Book Review: SCAVENGER 1 - ZOID

PrintE-mail Written by Ed Fortune

Scavenger 1 - Zoid Review

Review: Scavenger 1 – Zoid / Author: Paul Stewart / Artist: Chris Riddell / Publisher: Macmillan / Release Date: Out Now

Good sci-fi books aimed at the young need to be far more common. In a genre filled with franchise-based products, there’s a danger that those who still have some growing taller to do will miss the amazing diversity and strangeness that makes up the bulk of sci-fi in favour of lightsabers, Klingons and Space Marines.

Scavenger 1: Zoid is a great bit of sci-fi fun that neatly sidesteps the familiar tropes in favour of some classic ideas. It is the tale of York, a 14-year-old boy who lives on an ancient colony ship. Long ago the robots on board rebelled and turned into violent machines called zoids, which then proceeded to hunt down most of the humans and kill them. When the rest of York’s village is kidnapped (rather than murdered) by the machines, he finds himself on a quest to rescue the only people he knows and also discovers more of the secrets of his home.

Paul Stewart tells an engrossing and enjoyable tale, and it’s a heady mix of some classic sci-fi ideas. A little bit of Silent Running here, a touch of Logan’s Run there, all wrapped up in a bundle of ideas reminiscent of Starlost or even Brian Aldiss’s Non-Stop. All of this is written in a straightforward style that less experienced readers will want to read again and again. York is a relatable and sympathetic character and the world he lives in is a nice mix of mystery and adventure.

Chris Riddell’s art is as gorgeous as always. His busy and highly detailed style has always been memorable and atmospheric. With this particular subject matter he really comes into his own. A skilled world builder, Riddell’s art tells the tale as lyrically and as intelligently as Stewart’s words, and the two make for a dynamite team. The world of Scavenger 1: Zoid also contains some fantastic creatures which again reference all sorts of classic sci-fi without really being too obvious about it. This is the first of the series and we can only hope there is more to come. Don’t let the neon green cover put you off, this is perfect for the budding sci-fi fan in your life.
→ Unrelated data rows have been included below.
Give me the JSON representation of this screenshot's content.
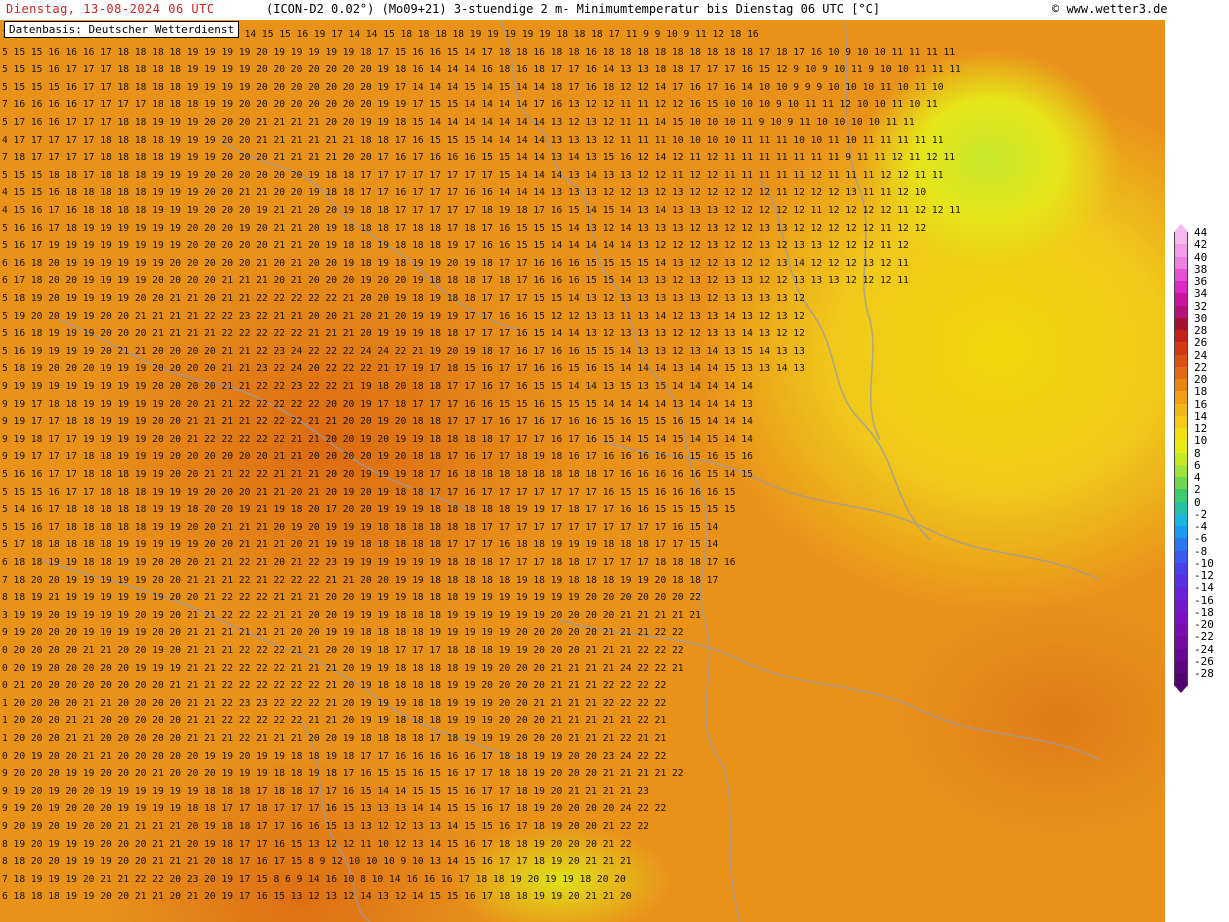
{
  "header": {
    "date_label": "Dienstag, 13-08-2024  06 UTC",
    "model_label": "(ICON-D2 0.02°) (Mo09+21) 3-stuendige 2 m- Minimumtemperatur bis Dienstag 06 UTC [°C]",
    "copyright": "© www.wetter3.de",
    "colors": {
      "date": "#d02020",
      "text": "#000000"
    }
  },
  "source_box": {
    "label": "Datenbasis: Deutscher Wetterdienst"
  },
  "map": {
    "unit": "°C",
    "background_color": "#e9921a",
    "rows": [
      "19 19 19 19 19 19 19 19 20 19 19 19 17 16 14 15 15 16 19 17 14 14 15 18 18 18 18 19 19 19 19 19 18 18 18 17 11 9 9 10 9 11 12 18 16",
      "5 15 15 16 16 16 17 18 18 18 18 19 19 19 19 20 19 19 19 19 19 18 17 15 16 16 15 14 17 18 18 16 18 18 16 18 18 18 18 18 18 18 18 18 17 18 17 16 10 9 10 10 11 11 11 11",
      "5 15 15 16 17 17 17 18 18 18 18 19 19 19 19 20 20 20 20 20 20 20 19 18 16 14 14 14 16 18 16 18 17 17 16 14 13 13 18 18 17 17 17 16 15 12 9 10 9 10 11 9 10 10 11 11 11",
      "5 15 15 15 16 17 17 18 18 18 18 19 19 19 19 20 20 20 20 20 20 20 19 17 14 14 14 15 14 15 14 14 18 17 16 18 12 12 14 17 16 17 16 14 10 10 9 9 9 10 10 10 11 10 11 10",
      "7 16 16 16 16 17 17 17 17 18 18 18 19 19 20 20 20 20 20 20 20 20 19 19 17 15 15 14 14 14 14 17 16 13 12 12 11 11 12 12 16 15 10 10 10 9 10 11 11 12 10 10 11 10 11",
      "5 17 16 16 17 17 17 18 18 19 19 19 20 20 20 21 21 21 21 20 20 19 19 18 15 14 14 14 14 14 14 14 13 12 13 12 11 11 14 15 10 10 10 11 9 10 9 11 10 10 10 10 11 11",
      "4 17 17 17 17 17 18 18 18 18 19 19 19 20 20 21 21 21 21 21 21 18 18 17 16 15 15 15 14 14 14 14 13 13 13 12 11 11 11 10 10 10 10 11 11 11 10 10 11 10 11 11 11 11 11",
      "7 18 17 17 17 17 18 18 18 18 19 19 19 20 20 20 21 21 21 21 20 20 17 16 17 16 16 16 15 15 14 14 13 14 13 15 16 12 14 12 11 12 11 11 11 11 11 11 11 9 11 11 12 11 12 11",
      "5 15 15 18 18 17 18 18 18 19 19 19 20 20 20 20 20 20 19 18 18 17 17 17 17 17 17 17 17 15 14 14 14 13 14 13 13 12 12 11 12 12 11 11 11 11 11 12 11 11 11 12 12 11 11",
      "4 15 15 16 18 18 18 18 18 19 19 19 20 20 21 21 20 20 19 18 18 17 17 16 17 17 17 16 16 14 14 14 13 13 13 12 12 13 12 13 12 12 12 12 12 11 12 12 12 13 11 11 12 10",
      "4 15 16 17 16 18 18 18 18 19 19 19 20 20 20 19 21 21 20 20 19 18 18 17 17 17 17 17 18 19 18 17 16 15 14 15 14 13 14 13 13 13 12 12 12 12 12 11 12 12 12 12 11 12 12 11",
      "5 16 16 17 18 19 19 19 19 19 19 20 20 20 19 20 21 21 20 19 18 18 18 17 18 18 17 18 17 16 15 15 15 14 13 12 14 13 13 13 12 13 12 12 13 13 12 12 12 12 12 11 12 12",
      "5 16 17 19 19 19 19 19 19 19 19 20 20 20 20 20 21 21 20 19 18 18 19 18 18 18 19 17 16 16 15 15 14 14 14 14 14 13 12 12 12 13 12 12 13 12 13 13 12 12 12 11 12",
      "6 16 18 20 19 19 19 19 19 19 20 20 20 20 20 21 20 21 20 20 19 18 19 18 19 19 20 19 18 17 17 16 16 16 15 15 15 15 14 13 12 12 13 12 12 13 14 12 12 12 13 12 11",
      "6 17 18 20 20 19 19 19 19 20 20 20 20 21 21 21 20 21 20 20 20 19 20 20 19 18 18 18 17 18 17 16 16 16 15 15 14 13 13 12 13 12 13 13 12 12 13 13 13 12 12 12 11",
      "5 18 19 20 19 19 19 19 20 20 21 21 20 21 21 22 22 22 22 22 21 20 20 19 18 19 18 18 17 17 17 15 15 14 13 12 13 13 13 13 13 12 13 13 13 13 12",
      "5 19 20 20 19 19 20 20 21 21 21 21 22 22 23 22 21 21 20 20 21 20 21 20 19 19 19 17 17 16 16 15 12 12 13 13 11 13 14 12 13 13 14 13 12 13 12",
      "5 16 18 19 19 19 20 20 20 21 21 21 21 22 22 22 22 22 21 21 21 20 19 19 19 18 18 17 17 17 16 15 14 14 13 12 13 13 13 12 12 13 13 14 13 12 12",
      "5 16 19 19 19 19 20 21 21 20 20 20 20 21 21 22 23 24 22 22 22 24 24 22 21 19 20 19 18 17 16 17 16 16 15 15 14 13 13 12 13 14 13 15 14 13 13",
      "5 18 19 20 20 20 19 19 19 20 20 20 20 21 21 23 22 24 20 22 22 22 21 17 19 17 18 15 16 17 17 16 16 15 16 15 14 14 14 13 14 14 15 13 13 14 13",
      "9 19 19 19 19 19 19 19 19 20 20 20 20 21 21 22 22 23 22 22 21 19 18 20 18 18 17 17 16 17 16 15 15 14 14 13 15 13 15 14 14 14 14 14",
      "9 19 17 18 18 19 19 19 19 19 20 20 21 21 22 22 22 22 22 20 20 19 17 18 17 17 17 16 16 15 15 16 15 15 15 14 14 14 14 13 14 14 14 13",
      "9 19 17 17 18 18 19 19 19 20 20 21 21 21 21 22 22 22 21 21 20 20 19 20 18 18 17 17 17 16 17 16 17 16 16 15 16 15 15 16 15 14 14 14",
      "9 19 18 17 17 19 19 19 19 20 20 21 22 22 22 22 22 21 21 20 20 19 20 19 19 18 18 18 18 17 17 17 16 17 16 15 14 15 14 15 14 15 14 14",
      "9 19 17 17 17 18 18 19 19 19 20 20 20 20 20 20 21 21 20 20 20 20 19 20 18 18 17 16 17 17 18 19 18 16 17 16 16 16 16 16 15 16 15 16",
      "5 16 16 17 17 18 18 18 19 19 20 20 21 21 22 22 21 21 21 20 20 19 19 19 18 17 16 18 18 18 18 18 18 18 18 17 16 16 16 16 16 15 14 15",
      "5 15 15 16 17 17 18 18 18 19 19 19 20 20 20 21 21 20 21 20 19 20 19 18 18 17 17 16 17 17 17 17 17 17 17 16 15 15 16 16 16 16 15",
      "5 14 16 17 18 18 18 18 18 19 19 18 20 20 19 21 19 18 20 17 20 20 19 19 19 18 18 18 18 18 19 19 17 18 17 17 16 16 15 15 15 15 15",
      "5 15 16 17 18 18 18 18 18 19 19 20 20 21 21 21 20 19 20 19 19 19 18 18 18 18 18 18 17 17 17 17 17 17 17 17 17 17 17 16 15 14",
      "5 17 18 18 18 18 18 19 19 19 19 19 20 20 21 21 21 20 21 19 19 18 18 18 18 18 17 17 17 16 18 18 19 19 19 18 18 18 17 17 15 14",
      "6 18 18 19 19 18 18 19 19 20 20 20 21 21 22 21 20 21 22 23 19 19 19 19 19 19 18 18 18 17 17 17 18 18 17 17 17 17 18 18 18 17 16",
      "7 18 20 20 19 19 19 19 19 20 20 21 21 21 22 21 22 22 22 21 21 20 20 19 19 18 18 18 18 18 19 18 19 18 18 18 19 19 20 18 18 17",
      "8 18 19 21 19 19 19 19 19 19 20 20 21 22 22 22 21 21 21 20 20 19 19 19 18 18 18 19 19 19 19 19 19 19 20 20 20 20 20 20 22",
      "3 19 19 20 19 19 19 19 20 19 20 21 21 22 22 22 21 21 20 20 19 19 19 18 18 18 19 19 19 19 19 19 20 20 20 20 21 21 21 21 21",
      "9 19 20 20 20 19 19 19 19 20 20 21 21 21 21 21 21 20 20 19 19 18 18 18 18 19 19 19 19 19 20 20 20 20 20 21 21 21 22 22",
      "0 20 20 20 20 21 21 20 20 19 20 21 21 21 22 22 22 21 21 20 20 19 18 17 17 17 18 18 18 19 19 20 20 20 21 21 21 22 22 22",
      "0 20 19 20 20 20 20 20 19 19 19 21 21 22 22 22 22 21 21 21 20 19 19 18 18 18 18 19 19 20 20 20 21 21 21 21 24 22 22 21",
      "0 21 20 20 20 20 20 20 20 20 21 21 21 22 22 22 22 22 22 21 20 19 18 18 18 18 19 19 20 20 20 20 21 21 21 22 22 22 22",
      "1 20 20 20 20 21 21 20 20 20 20 21 21 22 23 23 22 22 22 21 20 19 19 19 18 18 19 19 19 20 20 21 21 21 21 22 22 22 22",
      "1 20 20 20 21 21 20 20 20 20 20 21 21 22 22 22 22 22 21 21 20 19 19 18 18 18 19 19 19 20 20 20 21 21 21 21 21 22 21",
      "1 20 20 20 21 21 20 20 20 20 20 21 21 21 22 21 21 21 20 20 19 18 18 18 18 17 18 19 19 19 20 20 20 21 21 21 22 21 21",
      "0 20 19 20 20 21 21 20 20 20 20 20 19 19 20 19 19 18 18 19 18 17 17 16 16 16 16 16 17 18 18 19 19 20 20 23 24 22 22",
      "9 20 20 20 19 19 20 20 20 21 20 20 20 19 19 19 18 18 19 18 17 16 15 15 16 15 16 17 17 18 18 19 20 20 20 21 21 21 21 22",
      "9 19 20 19 20 20 19 19 19 19 19 19 18 18 18 17 18 18 17 17 16 15 14 14 15 15 15 16 17 17 18 19 20 21 21 21 21 23",
      "9 19 20 19 20 20 20 19 19 19 19 18 18 17 17 18 17 17 17 16 15 13 13 13 14 14 15 15 16 17 18 19 20 20 20 20 24 22 22",
      "9 20 19 20 19 20 20 21 21 21 21 20 19 18 18 17 17 16 16 15 13 13 12 12 13 13 14 15 15 16 17 18 19 20 20 21 22 22",
      "8 19 20 19 19 19 20 20 20 21 21 20 19 18 17 17 16 15 13 12 12 11 10 12 13 14 15 16 17 18 18 19 20 20 20 21 22",
      "8 18 20 20 19 19 19 20 20 21 21 21 20 18 17 16 17 15 8 9 12 10 10 10 9 10 13 14 15 16 17 17 18 19 20 21 21 21",
      "7 18 19 19 19 20 21 21 22 22 20 23 20 19 17 15 8 6 9 14 16 10 8 10 14 16 16 16 17 18 18 19 20 19 19 18 20 20",
      "6 18 18 18 19 19 20 20 21 21 20 21 20 19 17 16 15 13 12 13 12 14 13 12 14 15 15 16 17 18 18 19 19 20 21 21 20"
    ]
  },
  "legend": {
    "unit": "°C",
    "entries": [
      {
        "value": "44",
        "color": "#f7b8f0"
      },
      {
        "value": "42",
        "color": "#f39ce8"
      },
      {
        "value": "40",
        "color": "#ee7ee0"
      },
      {
        "value": "38",
        "color": "#e64fd2"
      },
      {
        "value": "36",
        "color": "#dd28c5"
      },
      {
        "value": "34",
        "color": "#c9149f"
      },
      {
        "value": "32",
        "color": "#b51278"
      },
      {
        "value": "30",
        "color": "#a81030"
      },
      {
        "value": "28",
        "color": "#c22218"
      },
      {
        "value": "26",
        "color": "#d23a16"
      },
      {
        "value": "24",
        "color": "#db5214"
      },
      {
        "value": "22",
        "color": "#e26a12"
      },
      {
        "value": "20",
        "color": "#e98514"
      },
      {
        "value": "18",
        "color": "#ef9e16"
      },
      {
        "value": "16",
        "color": "#f3b618"
      },
      {
        "value": "14",
        "color": "#f5ca14"
      },
      {
        "value": "12",
        "color": "#f3de10"
      },
      {
        "value": "10",
        "color": "#e8ec12"
      },
      {
        "value": "8",
        "color": "#c6ea22"
      },
      {
        "value": "6",
        "color": "#9ee23a"
      },
      {
        "value": "4",
        "color": "#6cd850"
      },
      {
        "value": "2",
        "color": "#3ecc70"
      },
      {
        "value": "0",
        "color": "#26c2a8"
      },
      {
        "value": "-2",
        "color": "#1ab8de"
      },
      {
        "value": "-4",
        "color": "#1a9af0"
      },
      {
        "value": "-6",
        "color": "#2a78f2"
      },
      {
        "value": "-8",
        "color": "#3a5af0"
      },
      {
        "value": "-10",
        "color": "#4a40ec"
      },
      {
        "value": "-12",
        "color": "#5a30e4"
      },
      {
        "value": "-14",
        "color": "#6a22d8"
      },
      {
        "value": "-16",
        "color": "#7418cc"
      },
      {
        "value": "-18",
        "color": "#7c10c0"
      },
      {
        "value": "-20",
        "color": "#7a0cb2"
      },
      {
        "value": "-22",
        "color": "#730aa2"
      },
      {
        "value": "-24",
        "color": "#680892"
      },
      {
        "value": "-26",
        "color": "#5c0682"
      },
      {
        "value": "-28",
        "color": "#500472"
      }
    ]
  }
}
Suggested Articles:
Rosie Strange is a benefit fraud inspector who has just inherited her late uncle's witch museum, alt
The pressure is on for Kellen. With his sixteenth birthday approaching, the Jan’Tep initiate must
Irina is a specialised interpreter, her advanced mental implant allows her to interface with AIs and
The world in which The One takes place is almost identical to ours except for one major difference.
scroll back to top

Add comment

Security code

Sign up today!